Apple’s Cork unit ordered to pay €4,500 in constructive dismissal claim

Processing of worker’s personal data a ‘serious departure from trust and confidence’

The tech giant employs 5,500 people here. Photograph: Josh Edelson/AFP via Getty Images

The tech giant employs 5,500 people here. Photograph: Josh Edelson/AFP via Getty Images


An Irish unit of iPhone maker Apple has been ordered to pay €4,500 compensation to a customer relations adviser following his successful constructive dismissal claim against the firm.

Workplace Relations Commission (WRC) adjudicator Patsy Doyle said Matthieu Debomy had managed “to attain the high bar” associated with proving he had been constructively dismissed by the Cork-based Apple Distribution International Ltd in October 2020.

The tech giant employs 5,500 people here and Ms Doyle found that the company’s processing of Mr Debomy’s personal data without apparent pre-clearance or Mr Debomy’s consent “demonstrated a serious departure from the trust and confidence enshrined in a contract of employment”.


Ms Doyle also said that the processing of the French national’s data “was unreasonable and did not comply with the contractual provision on data protection”. 

Ms Doyle said she was satisfied it served as the main reason for Mr Debomy’s resignation in October, 2020.

She found the measures taken by the company in the case “strayed outside the contractual terms on acceptable levels of surveillance”.

Ms Doyle also said the methodology of the compilation of the dossier of allegations formulated by the Apple company “had a catastrophic impact” on Mr Debomy, who represented himself in the case.

Mr Debomy “had a six-year unblemished employment record” with Apple and Ms Doyle said that she accepted Mr Debomy’s evidence that he had lost trust in his employer.

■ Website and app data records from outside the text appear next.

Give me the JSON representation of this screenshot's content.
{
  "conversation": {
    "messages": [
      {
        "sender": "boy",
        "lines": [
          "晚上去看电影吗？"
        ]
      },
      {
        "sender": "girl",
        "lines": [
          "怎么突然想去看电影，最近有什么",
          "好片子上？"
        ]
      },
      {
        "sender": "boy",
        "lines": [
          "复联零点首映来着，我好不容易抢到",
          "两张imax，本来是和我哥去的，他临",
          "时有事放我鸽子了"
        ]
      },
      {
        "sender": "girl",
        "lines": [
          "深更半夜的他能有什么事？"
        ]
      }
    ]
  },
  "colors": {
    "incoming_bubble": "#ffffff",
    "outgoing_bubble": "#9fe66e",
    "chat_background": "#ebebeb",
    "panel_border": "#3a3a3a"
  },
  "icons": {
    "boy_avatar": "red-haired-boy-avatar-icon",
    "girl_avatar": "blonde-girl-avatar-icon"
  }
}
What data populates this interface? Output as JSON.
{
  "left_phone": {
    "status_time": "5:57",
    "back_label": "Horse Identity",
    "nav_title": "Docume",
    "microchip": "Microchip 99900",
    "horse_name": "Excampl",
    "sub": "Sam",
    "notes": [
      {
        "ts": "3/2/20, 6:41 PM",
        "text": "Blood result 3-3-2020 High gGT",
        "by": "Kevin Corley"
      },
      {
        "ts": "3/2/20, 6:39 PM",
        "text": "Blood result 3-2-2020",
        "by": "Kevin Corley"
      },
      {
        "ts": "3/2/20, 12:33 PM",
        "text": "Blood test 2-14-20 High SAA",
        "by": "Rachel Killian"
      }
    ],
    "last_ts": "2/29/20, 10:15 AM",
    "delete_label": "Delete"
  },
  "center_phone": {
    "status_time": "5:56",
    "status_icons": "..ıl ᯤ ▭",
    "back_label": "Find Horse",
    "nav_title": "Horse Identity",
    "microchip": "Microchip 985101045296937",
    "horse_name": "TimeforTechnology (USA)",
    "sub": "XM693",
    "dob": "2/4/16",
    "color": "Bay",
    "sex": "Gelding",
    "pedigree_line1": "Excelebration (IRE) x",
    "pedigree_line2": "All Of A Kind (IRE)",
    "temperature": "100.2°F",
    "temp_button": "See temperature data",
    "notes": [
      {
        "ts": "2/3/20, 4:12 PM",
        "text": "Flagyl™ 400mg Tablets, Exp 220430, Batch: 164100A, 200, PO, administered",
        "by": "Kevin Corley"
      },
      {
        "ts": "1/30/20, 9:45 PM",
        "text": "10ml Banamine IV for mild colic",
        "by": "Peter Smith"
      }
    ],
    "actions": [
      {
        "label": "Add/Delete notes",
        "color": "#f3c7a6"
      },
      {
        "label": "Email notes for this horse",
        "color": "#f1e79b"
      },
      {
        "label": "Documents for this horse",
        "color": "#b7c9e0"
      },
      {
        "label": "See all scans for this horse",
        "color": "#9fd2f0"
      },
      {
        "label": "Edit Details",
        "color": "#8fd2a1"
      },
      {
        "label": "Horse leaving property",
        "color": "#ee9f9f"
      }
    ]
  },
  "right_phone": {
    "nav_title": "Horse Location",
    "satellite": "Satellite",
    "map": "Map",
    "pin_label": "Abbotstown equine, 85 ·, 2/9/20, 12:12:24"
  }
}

Mr Debomy said Apple activated a disciplinary procedure on his sending a message to an Apple reseller in August 2020 from a personal email and his dealings with a customer of the reseller.


Ms Doyle said that one of the allegations against Mr Debomy was based on an email sent from Mr Debomy’s personal email while he was logged off from Apple’s IT system, and the second occurred during the course of his work at the company.

Apple issued Mr Debomy with a written warning on October 6th, 2020. 

However, by then, Mr Debomy had lost trust in Apple and had begun to seek new work in case he was dismissed.

Apple argued that Mr Debomy’s resignation was therefore voluntary as he was in the process of looking for new work.

The company said that Mr Debomy had been treated reasonably in the face of genuine concerns regarding his conduct. It argued that Mr Debomy had not exhausted all internal procedures prior to his resignation.

Apple further argued that Mr Debomy had not been dismissed and that he had failed to identify any conduct by Apple that could amount to a breach of his contract.